App and web page records
%%

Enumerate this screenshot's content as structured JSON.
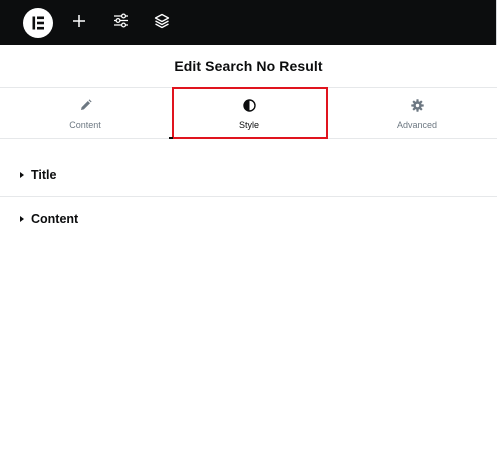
{
  "topbar": {
    "logo_icon": "elementor-logo-icon",
    "tools": [
      {
        "name": "add-element",
        "icon": "plus-icon"
      },
      {
        "name": "site-settings",
        "icon": "sliders-icon"
      },
      {
        "name": "structure",
        "icon": "layers-icon"
      }
    ]
  },
  "panel": {
    "title": "Edit Search No Result"
  },
  "tabs": [
    {
      "label": "Content",
      "icon": "pencil-icon",
      "active": false
    },
    {
      "label": "Style",
      "icon": "half-circle-contrast-icon",
      "active": true
    },
    {
      "label": "Advanced",
      "icon": "gear-icon",
      "active": false
    }
  ],
  "sections": [
    {
      "label": "Title",
      "expanded": false
    },
    {
      "label": "Content",
      "expanded": false
    }
  ],
  "colors": {
    "topbar_bg": "#0c0d0e",
    "highlight": "#e0141e",
    "muted_text": "#6d7882"
  }
}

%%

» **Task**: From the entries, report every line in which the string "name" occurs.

» **Result of this exercise**:
        "name": "add-element",
        "name": "site-settings",
        "name": "structure",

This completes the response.